Trauma Sensitive Approaches for Home and School videos– produced by Formed Families Forward as part of our work with the Virginia Tiered Systems of Supports project. Under 10 minutes in length, each video provides an introduction to critical trauma content.
The videos include:
1) Understanding Trauma
2) Responding to Trauma
3) Building Trauma-Sensitive Schools
Three fact sheets are designed to support the Trauma Sensitive Responses at Home and School video series.
Individual Fact Sheets are available as separate documents, and all three fact sheets in one document. Accessible text versions of all fact sheets are also available in English and Spanish.
Families formed by foster care, kinship care, or adoption, especially those raising children with special needs, face unique challenges. Formed Families Forward helps families find and navigate services here in Northern Virginia, including:
This Fact Sheet, produced by GMU Intern Charlotte Walmsley in Spring 2023, provides suggestions based on lived experiences of parents and caregivers raising children, youth and young adults with FASD. Links to additional resources are included.
This Fact Sheet from Formed Families Forward in July 2020 pulls from a number of mental health and education resources to share specific strategies and suggested language to use with preschool children, school-age students and adolescents to address concerns about the COVID-19 pandemic.
We thank our summer 2020 interns from GMU Clare Yordy and Austin Guske for their contributions to this resource.

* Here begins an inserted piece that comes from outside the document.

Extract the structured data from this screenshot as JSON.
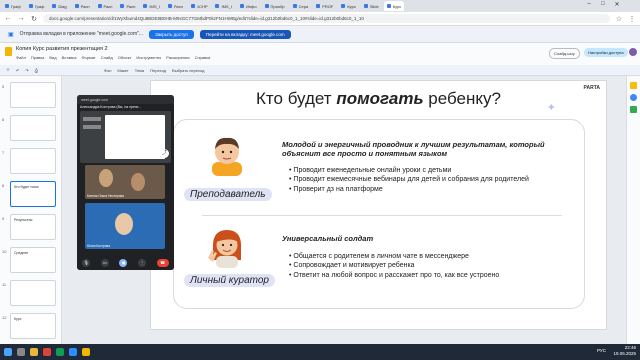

Child traumatic stress refers to the physical and emotional responses of a child to events that threaten the life or physical integrity of the child or of someone critically important to the child (such as a parent or sibling). Traumatic events can overwhelm a child’s capacity to cope. Children may feel terror and powerlessness; they may act out. The fact sheet provides information to understand the types of trauma, potential responses to the trauma and ways to support a child who has experienced trauma.
Virginia families formed by foster care, adoption and kinship care are much more likely than other families to need mental health care and supports.
The children and youth we care for are 3 to 4 times more likely to have behavioral and emotional disorders than children raised by birth families.
Our fact sheet has more statistics around mental health needs in Formed Families.